The United States has an impressive array of carrier battle groups, attack submarines, tactical air assets, and strategic bombers that it can hurl at North Korea. However, the last several years have taught Americans an important lesson about warfare: your own strength matters far less than what you actually do with it.

UPDATE 4:39 PM: The Herald-Tribune has a good rundown of just how piss-poor the Norks’ conventional forces really are.

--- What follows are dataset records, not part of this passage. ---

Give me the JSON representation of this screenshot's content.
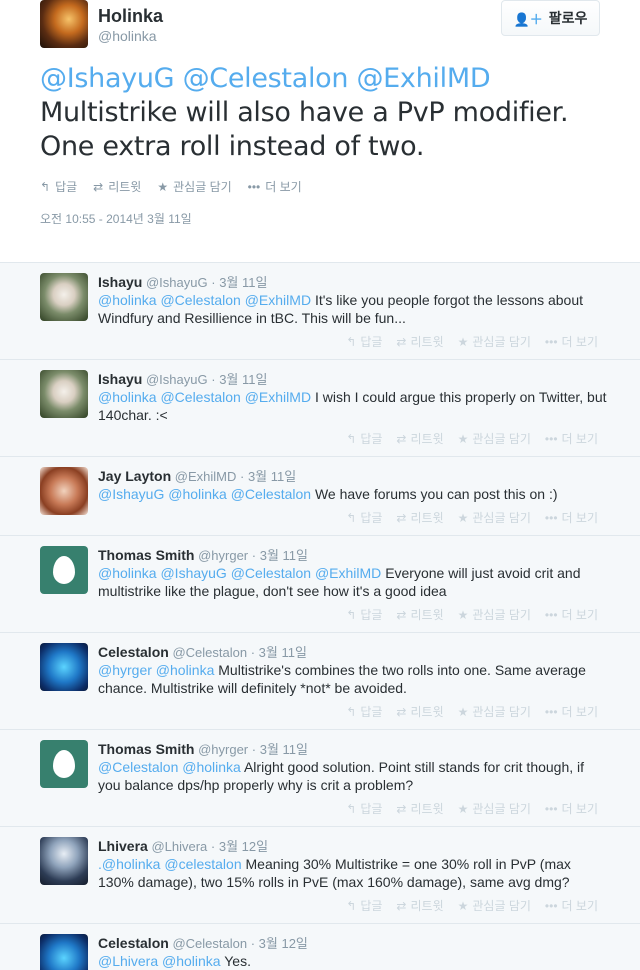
{
  "main_tweet": {
    "name": "Holinka",
    "handle": "@holinka",
    "follow_label": "팔로우",
    "mentions": "@IshayuG @Celestalon @ExhilMD",
    "text_line1": "Multistrike will also have a PvP modifier.",
    "text_line2": "One extra roll instead of two.",
    "actions": {
      "reply": "답글",
      "retweet": "리트윗",
      "favorite": "관심글 담기",
      "more": "더 보기"
    },
    "timestamp": "오전 10:55 - 2014년 3월 11일"
  },
  "reply_actions": {
    "reply": "답글",
    "retweet": "리트윗",
    "favorite": "관심글 담기",
    "more": "더 보기"
  },
  "replies": [
    {
      "name": "Ishayu",
      "handle": "@IshayuG",
      "date": "3월 11일",
      "mentions": "@holinka @Celestalon @ExhilMD",
      "text": "It's like you people forgot the lessons about Windfury and Resillience in tBC. This will be fun..."
    },
    {
      "name": "Ishayu",
      "handle": "@IshayuG",
      "date": "3월 11일",
      "mentions": "@holinka @Celestalon @ExhilMD",
      "text": "I wish I could argue this properly on Twitter, but 140char. :<"
    },
    {
      "name": "Jay Layton",
      "handle": "@ExhilMD",
      "date": "3월 11일",
      "mentions": "@IshayuG @holinka @Celestalon",
      "text": "We have forums you can post this on :)"
    },
    {
      "name": "Thomas Smith",
      "handle": "@hyrger",
      "date": "3월 11일",
      "mentions": "@holinka @IshayuG @Celestalon @ExhilMD",
      "text": "Everyone will just avoid crit and multistrike like the plague, don't see how it's a good idea"
    },
    {
      "name": "Celestalon",
      "handle": "@Celestalon",
      "date": "3월 11일",
      "mentions": "@hyrger @holinka",
      "text": "Multistrike's combines the two rolls into one. Same average chance. Multistrike will definitely *not* be avoided."
    },
    {
      "name": "Thomas Smith",
      "handle": "@hyrger",
      "date": "3월 11일",
      "mentions": "@Celestalon @holinka",
      "text": "Alright good solution. Point still stands for crit though, if you balance dps/hp properly why is crit a problem?"
    },
    {
      "name": "Lhivera",
      "handle": "@Lhivera",
      "date": "3월 12일",
      "mentions": ".@holinka @celestalon",
      "text": "Meaning 30% Multistrike = one 30% roll in PvP (max 130% damage), two 15% rolls in PvE (max 160% damage), same avg dmg?"
    },
    {
      "name": "Celestalon",
      "handle": "@Celestalon",
      "date": "3월 12일",
      "mentions": "@Lhivera @holinka",
      "text": "Yes."
    }
  ],
  "colors": {
    "link": "#55acee",
    "muted": "#8899a6",
    "action": "#ccd6dd"
  }
}
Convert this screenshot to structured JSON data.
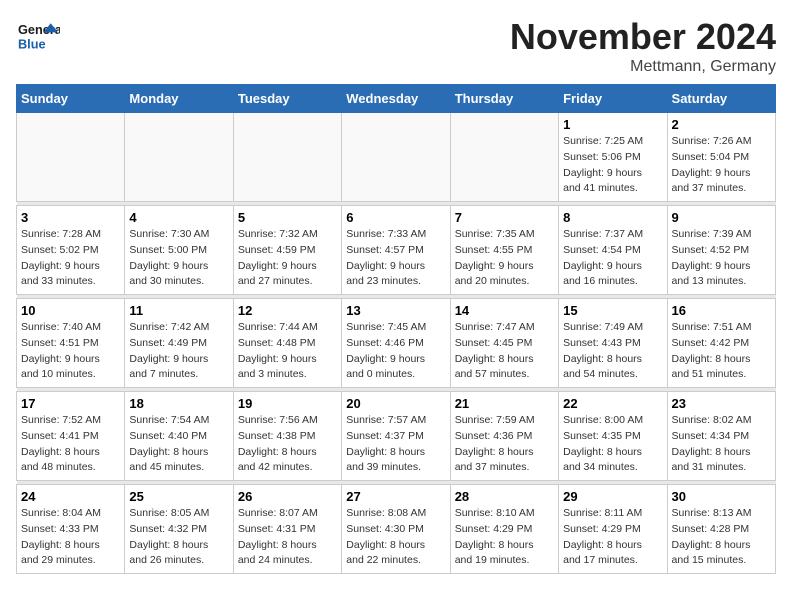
{
  "header": {
    "logo_line1": "General",
    "logo_line2": "Blue",
    "month": "November 2024",
    "location": "Mettmann, Germany"
  },
  "weekdays": [
    "Sunday",
    "Monday",
    "Tuesday",
    "Wednesday",
    "Thursday",
    "Friday",
    "Saturday"
  ],
  "weeks": [
    [
      {
        "day": "",
        "info": []
      },
      {
        "day": "",
        "info": []
      },
      {
        "day": "",
        "info": []
      },
      {
        "day": "",
        "info": []
      },
      {
        "day": "",
        "info": []
      },
      {
        "day": "1",
        "info": [
          "Sunrise: 7:25 AM",
          "Sunset: 5:06 PM",
          "Daylight: 9 hours",
          "and 41 minutes."
        ]
      },
      {
        "day": "2",
        "info": [
          "Sunrise: 7:26 AM",
          "Sunset: 5:04 PM",
          "Daylight: 9 hours",
          "and 37 minutes."
        ]
      }
    ],
    [
      {
        "day": "3",
        "info": [
          "Sunrise: 7:28 AM",
          "Sunset: 5:02 PM",
          "Daylight: 9 hours",
          "and 33 minutes."
        ]
      },
      {
        "day": "4",
        "info": [
          "Sunrise: 7:30 AM",
          "Sunset: 5:00 PM",
          "Daylight: 9 hours",
          "and 30 minutes."
        ]
      },
      {
        "day": "5",
        "info": [
          "Sunrise: 7:32 AM",
          "Sunset: 4:59 PM",
          "Daylight: 9 hours",
          "and 27 minutes."
        ]
      },
      {
        "day": "6",
        "info": [
          "Sunrise: 7:33 AM",
          "Sunset: 4:57 PM",
          "Daylight: 9 hours",
          "and 23 minutes."
        ]
      },
      {
        "day": "7",
        "info": [
          "Sunrise: 7:35 AM",
          "Sunset: 4:55 PM",
          "Daylight: 9 hours",
          "and 20 minutes."
        ]
      },
      {
        "day": "8",
        "info": [
          "Sunrise: 7:37 AM",
          "Sunset: 4:54 PM",
          "Daylight: 9 hours",
          "and 16 minutes."
        ]
      },
      {
        "day": "9",
        "info": [
          "Sunrise: 7:39 AM",
          "Sunset: 4:52 PM",
          "Daylight: 9 hours",
          "and 13 minutes."
        ]
      }
    ],
    [
      {
        "day": "10",
        "info": [
          "Sunrise: 7:40 AM",
          "Sunset: 4:51 PM",
          "Daylight: 9 hours",
          "and 10 minutes."
        ]
      },
      {
        "day": "11",
        "info": [
          "Sunrise: 7:42 AM",
          "Sunset: 4:49 PM",
          "Daylight: 9 hours",
          "and 7 minutes."
        ]
      },
      {
        "day": "12",
        "info": [
          "Sunrise: 7:44 AM",
          "Sunset: 4:48 PM",
          "Daylight: 9 hours",
          "and 3 minutes."
        ]
      },
      {
        "day": "13",
        "info": [
          "Sunrise: 7:45 AM",
          "Sunset: 4:46 PM",
          "Daylight: 9 hours",
          "and 0 minutes."
        ]
      },
      {
        "day": "14",
        "info": [
          "Sunrise: 7:47 AM",
          "Sunset: 4:45 PM",
          "Daylight: 8 hours",
          "and 57 minutes."
        ]
      },
      {
        "day": "15",
        "info": [
          "Sunrise: 7:49 AM",
          "Sunset: 4:43 PM",
          "Daylight: 8 hours",
          "and 54 minutes."
        ]
      },
      {
        "day": "16",
        "info": [
          "Sunrise: 7:51 AM",
          "Sunset: 4:42 PM",
          "Daylight: 8 hours",
          "and 51 minutes."
        ]
      }
    ],
    [
      {
        "day": "17",
        "info": [
          "Sunrise: 7:52 AM",
          "Sunset: 4:41 PM",
          "Daylight: 8 hours",
          "and 48 minutes."
        ]
      },
      {
        "day": "18",
        "info": [
          "Sunrise: 7:54 AM",
          "Sunset: 4:40 PM",
          "Daylight: 8 hours",
          "and 45 minutes."
        ]
      },
      {
        "day": "19",
        "info": [
          "Sunrise: 7:56 AM",
          "Sunset: 4:38 PM",
          "Daylight: 8 hours",
          "and 42 minutes."
        ]
      },
      {
        "day": "20",
        "info": [
          "Sunrise: 7:57 AM",
          "Sunset: 4:37 PM",
          "Daylight: 8 hours",
          "and 39 minutes."
        ]
      },
      {
        "day": "21",
        "info": [
          "Sunrise: 7:59 AM",
          "Sunset: 4:36 PM",
          "Daylight: 8 hours",
          "and 37 minutes."
        ]
      },
      {
        "day": "22",
        "info": [
          "Sunrise: 8:00 AM",
          "Sunset: 4:35 PM",
          "Daylight: 8 hours",
          "and 34 minutes."
        ]
      },
      {
        "day": "23",
        "info": [
          "Sunrise: 8:02 AM",
          "Sunset: 4:34 PM",
          "Daylight: 8 hours",
          "and 31 minutes."
        ]
      }
    ],
    [
      {
        "day": "24",
        "info": [
          "Sunrise: 8:04 AM",
          "Sunset: 4:33 PM",
          "Daylight: 8 hours",
          "and 29 minutes."
        ]
      },
      {
        "day": "25",
        "info": [
          "Sunrise: 8:05 AM",
          "Sunset: 4:32 PM",
          "Daylight: 8 hours",
          "and 26 minutes."
        ]
      },
      {
        "day": "26",
        "info": [
          "Sunrise: 8:07 AM",
          "Sunset: 4:31 PM",
          "Daylight: 8 hours",
          "and 24 minutes."
        ]
      },
      {
        "day": "27",
        "info": [
          "Sunrise: 8:08 AM",
          "Sunset: 4:30 PM",
          "Daylight: 8 hours",
          "and 22 minutes."
        ]
      },
      {
        "day": "28",
        "info": [
          "Sunrise: 8:10 AM",
          "Sunset: 4:29 PM",
          "Daylight: 8 hours",
          "and 19 minutes."
        ]
      },
      {
        "day": "29",
        "info": [
          "Sunrise: 8:11 AM",
          "Sunset: 4:29 PM",
          "Daylight: 8 hours",
          "and 17 minutes."
        ]
      },
      {
        "day": "30",
        "info": [
          "Sunrise: 8:13 AM",
          "Sunset: 4:28 PM",
          "Daylight: 8 hours",
          "and 15 minutes."
        ]
      }
    ]
  ]
}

The military in North Korea is by far the largest consumer of the countrys scarce resources. But even so, its combat jet pilots get only about two hours of flying time a month, its soldiers sometimes have to grow their own food, and much of its equipment is old and outclassed by that of its neighbors. According to South Korean and Western experts, if a conventional war breaks out on the Korean Peninsula, the best the North Korean military could manage would be to fight to a bloody stalemate.
It is the deep insecurity born of these shortcomings, the experts say, and not any desire to grab attention or gain leverage, that drove President Kim Jong-ils decision to defy international warnings and declare this week that his country had tested a nuclear weapon.

Nork Fallout: Asia Arms Race?

Tuesday, October 10th, 2006

So here we are, 36 hours later, and everybody is still talking about North Korea’s nuclear test. But despite all the nervous chatter, not much has changed, at least in the short term. (Down the road is a much different story.)
China-japan.jpgCondemnations of the Norths brazen act aside, China is no more willing now than they were last week to risk a collapsed regime on their border — it almost assures a flood of refugees and a US military ally sharing a border with China. The USs options are similarly limited even if we know where all their nuclear sites are, its unlikely wed be willing to bet that the unpredictable Kim regime wouldnt retaliate against Seoul. That leaves us to do what weve gotten good at with North Korea: issuing a strong condemnation and then hoping that CNN switches back over to coverage of Jon Benet Ramsey.
The only big potential short term implication is if the international community demonstrates that this test was a fake, or a dud. Then the North will be forced to up the ante to compensate for the embarrassment (just as the nuke test was to compensate for the humiliating failure of the July long range missile test).
The real impact of the Kim’s nuclear trial is in the long term. That’s when things have the potential to get extremely scary. Not only do you get the possibility of the Norks throwing a nuclear yard sale for terrorists. But for Japans new prime minister, Shinzo Abe, it energizes his push to strengthen Japans security capacity like nothing else could have. Abe had already appointed a number of fellow conservatives in Foreign Ministry and Defense positions in the cabinet, hes declared his intent to modify the constitutions limitations on Japanese military capacity, and he mooted the possibility for a Japanese pre-emptive strike against North Korea in the aftermath of the July missile tests. The pacifist nature of Japans constitution is reasonably well-ingrained in Japanese political culture, and he would have met a lot of resistance in these moves. That resistance will be drastically weakened by the North Korean test. From there, its a short logical step to the usual scenarios of a Sino-Japanese arms race in East Asia. And there’s only one word for how that scenario plays out: Gulp.
Matthew Tompkins